The graphics above show the worst flooding underway in the Hill Country (particularly along the Llano and Colorado Rivers) with significant flooding also underway along the Trinity River in North Texas. A widespread area of more than five inches of rain has fallen from the Hill Country all the way to the Red River, with localized bullseyes of 10+ inches near Llano and 15+ inches near Huntsville. The flooding in the Hill Country is particularly severe. The Hill Country contains very shallow bedrock and steep terrain, making it particularly susceptible to flooding. Infrastructure is already being damaged, and evacuations are underway in parts of the Hill Country.
The FM 2900 bridge in Kingsland over the Llano River has collapsed.
— Avery Tomasco (@averytomascowx) October 16, 2018

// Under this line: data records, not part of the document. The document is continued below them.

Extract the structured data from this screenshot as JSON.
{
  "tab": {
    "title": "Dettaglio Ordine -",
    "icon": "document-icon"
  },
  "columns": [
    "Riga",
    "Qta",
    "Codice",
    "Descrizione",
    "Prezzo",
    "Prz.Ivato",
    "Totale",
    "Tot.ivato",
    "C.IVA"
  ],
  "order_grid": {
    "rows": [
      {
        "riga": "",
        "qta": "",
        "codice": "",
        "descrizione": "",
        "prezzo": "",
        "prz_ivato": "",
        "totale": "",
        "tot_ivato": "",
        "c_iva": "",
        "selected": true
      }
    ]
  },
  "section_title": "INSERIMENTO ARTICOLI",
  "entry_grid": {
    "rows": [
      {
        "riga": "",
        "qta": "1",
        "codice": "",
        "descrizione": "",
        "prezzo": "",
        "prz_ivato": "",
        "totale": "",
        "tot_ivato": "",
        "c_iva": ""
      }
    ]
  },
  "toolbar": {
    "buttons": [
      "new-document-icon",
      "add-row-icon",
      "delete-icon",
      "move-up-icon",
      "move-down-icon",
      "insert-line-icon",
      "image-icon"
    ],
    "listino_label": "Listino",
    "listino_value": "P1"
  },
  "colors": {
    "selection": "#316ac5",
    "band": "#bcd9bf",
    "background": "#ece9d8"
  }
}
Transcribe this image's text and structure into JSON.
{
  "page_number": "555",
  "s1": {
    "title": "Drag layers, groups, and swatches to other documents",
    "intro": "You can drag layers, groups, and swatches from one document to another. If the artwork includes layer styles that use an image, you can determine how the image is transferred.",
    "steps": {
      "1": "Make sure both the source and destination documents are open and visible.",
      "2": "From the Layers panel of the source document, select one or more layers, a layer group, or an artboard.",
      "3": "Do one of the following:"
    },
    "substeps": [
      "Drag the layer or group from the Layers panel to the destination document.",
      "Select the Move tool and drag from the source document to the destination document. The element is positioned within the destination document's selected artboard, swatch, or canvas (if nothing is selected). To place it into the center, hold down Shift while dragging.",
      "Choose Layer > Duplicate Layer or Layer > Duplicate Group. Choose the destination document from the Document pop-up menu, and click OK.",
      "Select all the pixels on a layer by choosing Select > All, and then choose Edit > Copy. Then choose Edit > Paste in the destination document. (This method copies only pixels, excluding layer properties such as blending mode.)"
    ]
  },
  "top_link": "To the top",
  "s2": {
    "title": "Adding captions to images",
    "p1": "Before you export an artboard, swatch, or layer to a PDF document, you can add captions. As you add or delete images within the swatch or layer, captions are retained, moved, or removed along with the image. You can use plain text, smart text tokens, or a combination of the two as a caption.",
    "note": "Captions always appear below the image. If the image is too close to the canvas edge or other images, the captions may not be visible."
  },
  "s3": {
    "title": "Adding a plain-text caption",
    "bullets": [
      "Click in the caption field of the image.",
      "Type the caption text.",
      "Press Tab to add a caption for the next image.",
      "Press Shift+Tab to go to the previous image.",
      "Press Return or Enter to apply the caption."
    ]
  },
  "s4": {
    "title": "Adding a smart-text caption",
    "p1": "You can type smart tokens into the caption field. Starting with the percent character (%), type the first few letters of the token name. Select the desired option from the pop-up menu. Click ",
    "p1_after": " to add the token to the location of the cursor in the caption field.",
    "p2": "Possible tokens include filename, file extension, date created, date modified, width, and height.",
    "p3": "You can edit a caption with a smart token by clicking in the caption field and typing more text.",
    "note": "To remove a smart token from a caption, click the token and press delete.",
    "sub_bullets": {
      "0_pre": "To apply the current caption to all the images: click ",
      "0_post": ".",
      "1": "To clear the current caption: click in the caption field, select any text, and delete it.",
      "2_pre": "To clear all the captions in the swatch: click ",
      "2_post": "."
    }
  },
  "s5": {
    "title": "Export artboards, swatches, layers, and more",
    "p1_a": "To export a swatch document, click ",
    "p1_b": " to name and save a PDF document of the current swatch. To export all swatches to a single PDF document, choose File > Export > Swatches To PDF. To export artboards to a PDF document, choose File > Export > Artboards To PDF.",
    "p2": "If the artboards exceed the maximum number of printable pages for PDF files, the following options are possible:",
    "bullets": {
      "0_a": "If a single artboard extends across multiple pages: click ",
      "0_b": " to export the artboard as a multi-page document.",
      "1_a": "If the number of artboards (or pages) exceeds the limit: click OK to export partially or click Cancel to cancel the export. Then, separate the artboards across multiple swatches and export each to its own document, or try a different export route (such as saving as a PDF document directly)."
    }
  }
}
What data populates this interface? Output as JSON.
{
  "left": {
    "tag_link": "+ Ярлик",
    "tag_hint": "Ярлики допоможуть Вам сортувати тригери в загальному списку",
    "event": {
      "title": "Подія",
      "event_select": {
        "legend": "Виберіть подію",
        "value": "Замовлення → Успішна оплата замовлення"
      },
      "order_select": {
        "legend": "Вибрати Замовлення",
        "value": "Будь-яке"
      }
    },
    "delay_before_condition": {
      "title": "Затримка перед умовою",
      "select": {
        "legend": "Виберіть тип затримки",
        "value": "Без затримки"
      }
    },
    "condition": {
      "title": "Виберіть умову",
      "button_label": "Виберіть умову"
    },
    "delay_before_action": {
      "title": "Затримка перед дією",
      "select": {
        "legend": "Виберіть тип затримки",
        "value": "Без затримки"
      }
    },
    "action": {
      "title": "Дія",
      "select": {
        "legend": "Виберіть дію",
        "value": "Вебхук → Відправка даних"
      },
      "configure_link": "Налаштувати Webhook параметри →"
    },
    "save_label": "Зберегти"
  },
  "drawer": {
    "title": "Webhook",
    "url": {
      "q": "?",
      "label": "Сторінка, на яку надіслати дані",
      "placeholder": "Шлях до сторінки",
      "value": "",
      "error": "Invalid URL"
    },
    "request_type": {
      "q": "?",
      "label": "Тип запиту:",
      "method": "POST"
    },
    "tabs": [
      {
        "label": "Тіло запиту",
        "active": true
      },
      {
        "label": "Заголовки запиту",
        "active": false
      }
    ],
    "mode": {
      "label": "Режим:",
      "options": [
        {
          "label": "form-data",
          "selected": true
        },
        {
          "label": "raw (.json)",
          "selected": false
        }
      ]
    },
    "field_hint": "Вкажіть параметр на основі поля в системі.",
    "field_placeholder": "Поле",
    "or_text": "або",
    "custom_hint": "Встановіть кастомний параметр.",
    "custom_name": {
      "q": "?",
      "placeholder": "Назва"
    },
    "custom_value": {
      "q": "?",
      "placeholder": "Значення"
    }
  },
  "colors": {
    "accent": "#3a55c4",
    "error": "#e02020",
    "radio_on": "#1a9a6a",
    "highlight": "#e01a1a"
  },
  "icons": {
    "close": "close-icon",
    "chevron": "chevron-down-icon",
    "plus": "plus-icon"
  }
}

So when will it stop? While the rain rates may diminish somewhat over the next few days, unfortunately, it looks like it will be the weekend before we really start to dry out. Upper-level cutoff lows over the Southwest are notoriously stubborn, and usually do not dislodge until another longwave trough comes in and lifts them out. Looking at the long-range guidance, it will be at least this weekend before that happens. As long as this upper-level low remains in place, the stream of Pacific moisture will continue. Before the end of the week, it looks like the areas already impacted will pick up at least another three inches of rain, with more than six additional inches of rain possible in some places. It goes without saying that North and Central Texas are very saturated right now, and any additional rainfall will lead to worsening flood conditions.